Leveraging Shared Interests to Advance Sustainable Food Safety Systems in Cambodia

Karen LeGrand, Buntong Borarin, Chuong Thort, Gerald David Miller, Kong Thong, Cary Trexler, Glenn M Young


In many Low-Medium Income Countries (LMIC), smallholder farmer access to consumer-driven markets is limited by lack of knowledge, capital, appropriate technology and technical training. While technical innovations and new techniques can improve the quality, quantity and safety of agricultural products for the market, adoption of new technologies and practices by smallholder farmers is often hindered by additional social and logistical constraints.

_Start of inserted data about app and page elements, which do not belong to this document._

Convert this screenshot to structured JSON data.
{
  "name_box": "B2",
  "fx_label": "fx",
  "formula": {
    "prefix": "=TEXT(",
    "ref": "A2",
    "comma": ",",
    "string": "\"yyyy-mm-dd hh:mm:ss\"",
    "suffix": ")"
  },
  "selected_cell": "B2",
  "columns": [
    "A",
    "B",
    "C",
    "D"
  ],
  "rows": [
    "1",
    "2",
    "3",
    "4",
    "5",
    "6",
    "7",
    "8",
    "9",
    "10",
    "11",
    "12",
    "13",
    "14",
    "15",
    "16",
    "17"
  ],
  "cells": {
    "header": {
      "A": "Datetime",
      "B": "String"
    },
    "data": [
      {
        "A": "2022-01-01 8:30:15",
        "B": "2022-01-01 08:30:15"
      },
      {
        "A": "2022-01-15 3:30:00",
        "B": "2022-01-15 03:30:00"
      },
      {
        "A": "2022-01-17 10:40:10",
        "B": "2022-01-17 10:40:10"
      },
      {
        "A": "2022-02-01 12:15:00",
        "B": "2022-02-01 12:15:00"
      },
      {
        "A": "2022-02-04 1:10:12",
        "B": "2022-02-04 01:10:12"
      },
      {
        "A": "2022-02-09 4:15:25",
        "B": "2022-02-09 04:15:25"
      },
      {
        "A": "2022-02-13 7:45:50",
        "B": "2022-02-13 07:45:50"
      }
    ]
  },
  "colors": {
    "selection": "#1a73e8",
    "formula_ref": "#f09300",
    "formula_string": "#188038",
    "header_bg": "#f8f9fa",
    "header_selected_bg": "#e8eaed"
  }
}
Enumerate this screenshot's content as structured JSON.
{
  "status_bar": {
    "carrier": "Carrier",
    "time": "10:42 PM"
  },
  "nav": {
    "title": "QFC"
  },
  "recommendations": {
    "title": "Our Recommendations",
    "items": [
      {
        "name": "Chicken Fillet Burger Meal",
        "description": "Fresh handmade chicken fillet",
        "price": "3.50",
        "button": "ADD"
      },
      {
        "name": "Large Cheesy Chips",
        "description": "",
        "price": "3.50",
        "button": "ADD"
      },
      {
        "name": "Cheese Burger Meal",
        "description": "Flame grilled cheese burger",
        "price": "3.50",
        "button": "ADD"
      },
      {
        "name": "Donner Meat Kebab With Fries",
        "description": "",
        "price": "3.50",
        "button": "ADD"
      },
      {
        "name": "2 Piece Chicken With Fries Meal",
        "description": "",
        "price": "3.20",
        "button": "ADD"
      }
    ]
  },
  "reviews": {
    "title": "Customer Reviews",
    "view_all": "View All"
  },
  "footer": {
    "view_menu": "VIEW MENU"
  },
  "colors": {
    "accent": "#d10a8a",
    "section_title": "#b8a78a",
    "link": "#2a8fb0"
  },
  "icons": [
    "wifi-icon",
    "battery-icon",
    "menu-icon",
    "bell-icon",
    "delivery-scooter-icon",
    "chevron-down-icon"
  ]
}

To address the wide range of problems experienced by smallholder farmers seeking a higher standard of living, both natural science and social science solutions are required. This pilot study describes a mechanism for overcoming multiple constraints smallholder farmers face when attempting to change their agricultural practices. Community-driven savings programs were organized around the shared interests of individuals involved in various aspects of the agricultural supply chain in six villages in Cambodia. These Shared Interest Savings Groups (SISGs) were initially designed to help members learn to (a) amass lump sums of capital for investments in agriculture, and once operational also served as an organizing platform to (b) collectively identify problems and test solutions, and (c) provide funding for early scaling of appropriate agricultural technologies. This case study proposes an innovative model for effectively mitigating multiple constraints that typically hinder LMIC agricultural advancements. The participatory, social learning SISG model is therefore a promising soft technology that warrants further testing at a larger scale to validate these findings.

Keywords: participatory research; social learning; shared interest savings group; smallholder farmers; value chain; technology adaptation

Full Text:


The Journal of Rural and Community Development is supported by SSHRC.